An August 2014 Michigan State University study found that bad bosses’ toxic habits are often mirrored by their employees, which spreads hostility and dysfunction within the workplace. You can help stop the spread of this bad behavior by the way you interact with your bad boss.
When a supervisor creates a hostile atmosphere in the workplace, employees are not able to come up with their best work much less innovative ideas. Just as one bad apple spoils the entire barrel, a bad boss can spoil the entire team.
To stop this spread, workers need to go against their natural responses. We tend to model the behavior of those in front of us. If the boss is modeling bad behavior, then people that report to him allow themselves to show their worst instead of their best. IIf the boss encourages yelling and is always irritable, employees will follow. It’s the ‘kick the dog’ phenomenon.
These behaviors can be changed. Instead of accepting your boss’s hostile attitude, turn it around. See yourself as helping with your boss’ success, which will help advance your own career. Make a conscientious effort to not let your bad boss get to you. If your boss is always blaming others, particularly you, when things go wrong, be his or her problem-solver. Don’t let this insecure finger pointer cause you to start yelling at your colleagues. Stay calm and immediately offer to help. Then follow through. Eventually, your boss will see you as a much-needed ally to make him or her look good, which is all what most bad bosses want in the first place. The temperature of the workplace will go down.
By stopping the negative behavior at the source, workers will be less on edge and more likely to be their true selves. Most people are essentially good and want to do their best at work. Sometimes, they just get caught up in a negative work culture.

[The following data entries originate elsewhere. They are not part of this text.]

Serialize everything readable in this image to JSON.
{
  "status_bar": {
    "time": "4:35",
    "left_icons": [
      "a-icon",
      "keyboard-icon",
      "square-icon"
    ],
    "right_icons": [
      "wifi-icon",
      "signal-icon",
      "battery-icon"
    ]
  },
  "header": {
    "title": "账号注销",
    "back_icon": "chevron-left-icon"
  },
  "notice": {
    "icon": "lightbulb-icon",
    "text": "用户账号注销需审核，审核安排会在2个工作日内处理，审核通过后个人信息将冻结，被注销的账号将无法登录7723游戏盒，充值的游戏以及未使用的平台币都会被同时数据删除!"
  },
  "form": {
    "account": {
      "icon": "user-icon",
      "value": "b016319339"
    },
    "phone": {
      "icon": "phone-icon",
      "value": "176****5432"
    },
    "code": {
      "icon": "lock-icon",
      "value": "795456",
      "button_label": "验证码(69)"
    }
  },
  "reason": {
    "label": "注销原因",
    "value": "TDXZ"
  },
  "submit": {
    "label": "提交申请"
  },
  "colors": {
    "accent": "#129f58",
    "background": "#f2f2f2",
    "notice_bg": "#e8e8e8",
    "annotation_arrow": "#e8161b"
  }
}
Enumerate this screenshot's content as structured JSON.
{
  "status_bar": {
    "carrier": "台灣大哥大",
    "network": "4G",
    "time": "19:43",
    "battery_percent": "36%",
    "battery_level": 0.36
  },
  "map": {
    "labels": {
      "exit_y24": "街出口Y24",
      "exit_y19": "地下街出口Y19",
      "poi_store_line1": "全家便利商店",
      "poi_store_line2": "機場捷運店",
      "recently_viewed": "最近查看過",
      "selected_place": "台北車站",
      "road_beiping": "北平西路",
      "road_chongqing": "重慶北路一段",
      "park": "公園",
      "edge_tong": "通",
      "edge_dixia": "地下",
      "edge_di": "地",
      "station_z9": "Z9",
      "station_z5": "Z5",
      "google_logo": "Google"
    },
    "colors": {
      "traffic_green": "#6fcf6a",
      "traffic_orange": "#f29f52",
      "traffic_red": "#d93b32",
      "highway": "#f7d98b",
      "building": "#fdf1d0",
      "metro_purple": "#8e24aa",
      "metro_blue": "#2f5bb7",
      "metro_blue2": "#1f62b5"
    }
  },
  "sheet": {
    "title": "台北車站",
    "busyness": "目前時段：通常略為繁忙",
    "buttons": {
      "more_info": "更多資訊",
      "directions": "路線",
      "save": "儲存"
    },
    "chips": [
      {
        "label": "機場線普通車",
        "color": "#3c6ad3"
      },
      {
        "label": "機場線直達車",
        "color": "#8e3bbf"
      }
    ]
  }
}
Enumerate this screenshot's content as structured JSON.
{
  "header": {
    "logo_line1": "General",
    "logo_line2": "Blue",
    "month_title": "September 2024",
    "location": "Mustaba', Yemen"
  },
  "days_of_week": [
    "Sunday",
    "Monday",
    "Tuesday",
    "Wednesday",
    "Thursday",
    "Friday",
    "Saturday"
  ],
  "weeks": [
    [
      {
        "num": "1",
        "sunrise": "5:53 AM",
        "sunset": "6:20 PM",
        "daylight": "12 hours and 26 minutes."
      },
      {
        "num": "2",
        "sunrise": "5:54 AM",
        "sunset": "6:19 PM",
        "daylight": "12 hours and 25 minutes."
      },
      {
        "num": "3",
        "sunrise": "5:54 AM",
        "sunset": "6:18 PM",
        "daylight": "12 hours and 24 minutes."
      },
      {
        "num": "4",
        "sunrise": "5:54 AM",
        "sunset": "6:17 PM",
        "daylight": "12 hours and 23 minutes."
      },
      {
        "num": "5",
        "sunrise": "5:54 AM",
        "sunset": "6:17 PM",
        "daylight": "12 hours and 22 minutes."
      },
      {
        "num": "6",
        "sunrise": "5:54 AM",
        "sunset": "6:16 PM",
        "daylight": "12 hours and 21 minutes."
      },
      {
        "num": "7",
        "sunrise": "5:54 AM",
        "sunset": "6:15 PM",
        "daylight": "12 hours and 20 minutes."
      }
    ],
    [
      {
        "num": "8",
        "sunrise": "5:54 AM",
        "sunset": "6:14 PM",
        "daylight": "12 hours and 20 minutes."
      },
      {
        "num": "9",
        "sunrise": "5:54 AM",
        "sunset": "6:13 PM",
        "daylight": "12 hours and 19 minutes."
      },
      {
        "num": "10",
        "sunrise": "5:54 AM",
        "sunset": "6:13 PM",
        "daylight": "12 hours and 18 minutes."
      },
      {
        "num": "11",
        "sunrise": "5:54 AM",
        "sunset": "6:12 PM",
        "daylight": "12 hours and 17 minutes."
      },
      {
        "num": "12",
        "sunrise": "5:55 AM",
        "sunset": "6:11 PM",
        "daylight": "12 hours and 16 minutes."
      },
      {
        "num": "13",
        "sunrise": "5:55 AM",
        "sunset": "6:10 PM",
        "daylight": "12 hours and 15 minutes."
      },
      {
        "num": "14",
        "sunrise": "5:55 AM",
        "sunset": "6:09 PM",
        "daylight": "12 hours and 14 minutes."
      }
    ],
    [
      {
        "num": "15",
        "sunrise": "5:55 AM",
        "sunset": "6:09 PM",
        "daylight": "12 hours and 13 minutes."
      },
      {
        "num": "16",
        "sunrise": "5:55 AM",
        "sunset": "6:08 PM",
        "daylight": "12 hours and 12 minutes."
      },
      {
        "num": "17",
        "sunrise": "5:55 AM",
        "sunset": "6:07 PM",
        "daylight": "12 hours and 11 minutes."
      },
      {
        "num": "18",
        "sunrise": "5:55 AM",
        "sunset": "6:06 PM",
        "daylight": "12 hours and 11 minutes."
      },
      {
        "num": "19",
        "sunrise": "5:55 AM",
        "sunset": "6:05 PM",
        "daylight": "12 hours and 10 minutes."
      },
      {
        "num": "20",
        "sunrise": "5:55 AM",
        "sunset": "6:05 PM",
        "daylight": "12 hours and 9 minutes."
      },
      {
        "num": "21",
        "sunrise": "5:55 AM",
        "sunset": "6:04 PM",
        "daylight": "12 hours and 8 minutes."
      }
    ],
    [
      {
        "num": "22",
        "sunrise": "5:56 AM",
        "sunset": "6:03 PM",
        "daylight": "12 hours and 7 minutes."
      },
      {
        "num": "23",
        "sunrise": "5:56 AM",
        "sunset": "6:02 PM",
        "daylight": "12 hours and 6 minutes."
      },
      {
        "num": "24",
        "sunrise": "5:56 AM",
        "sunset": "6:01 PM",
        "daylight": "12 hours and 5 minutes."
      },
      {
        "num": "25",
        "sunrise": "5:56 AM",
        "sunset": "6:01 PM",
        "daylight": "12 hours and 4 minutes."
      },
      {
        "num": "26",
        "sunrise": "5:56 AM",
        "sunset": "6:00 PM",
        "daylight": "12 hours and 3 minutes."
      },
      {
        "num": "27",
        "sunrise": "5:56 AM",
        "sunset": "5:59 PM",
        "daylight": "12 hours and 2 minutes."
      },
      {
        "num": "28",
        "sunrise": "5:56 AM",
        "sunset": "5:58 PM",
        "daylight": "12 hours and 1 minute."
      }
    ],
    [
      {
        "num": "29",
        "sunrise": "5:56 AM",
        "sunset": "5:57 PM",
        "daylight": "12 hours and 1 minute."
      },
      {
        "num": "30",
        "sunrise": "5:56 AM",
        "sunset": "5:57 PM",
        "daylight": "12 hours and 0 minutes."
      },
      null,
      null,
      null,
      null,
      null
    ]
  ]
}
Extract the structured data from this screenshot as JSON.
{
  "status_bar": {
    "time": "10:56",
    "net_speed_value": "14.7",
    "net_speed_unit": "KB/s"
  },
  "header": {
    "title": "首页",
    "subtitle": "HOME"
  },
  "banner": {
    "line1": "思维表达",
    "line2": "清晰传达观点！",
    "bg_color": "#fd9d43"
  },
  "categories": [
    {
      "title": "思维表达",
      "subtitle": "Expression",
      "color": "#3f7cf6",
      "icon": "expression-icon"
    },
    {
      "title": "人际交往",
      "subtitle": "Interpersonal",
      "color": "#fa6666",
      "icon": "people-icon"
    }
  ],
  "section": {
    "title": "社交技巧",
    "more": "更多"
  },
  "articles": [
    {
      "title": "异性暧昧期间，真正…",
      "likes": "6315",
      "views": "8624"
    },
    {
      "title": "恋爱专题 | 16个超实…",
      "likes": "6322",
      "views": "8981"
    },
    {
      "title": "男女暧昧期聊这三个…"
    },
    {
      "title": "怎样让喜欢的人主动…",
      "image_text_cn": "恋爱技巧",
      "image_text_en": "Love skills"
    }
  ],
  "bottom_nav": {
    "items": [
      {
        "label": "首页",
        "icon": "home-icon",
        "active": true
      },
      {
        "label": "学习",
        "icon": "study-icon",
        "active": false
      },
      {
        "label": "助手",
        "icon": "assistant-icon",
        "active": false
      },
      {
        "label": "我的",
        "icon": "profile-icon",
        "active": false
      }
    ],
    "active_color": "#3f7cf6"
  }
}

For tips on working with specific bad boss types, go to http://www.noellenelson.com, on Facebook at www.facebook.com/GotABadBoss or at https://twitter.com/GotABadBoss.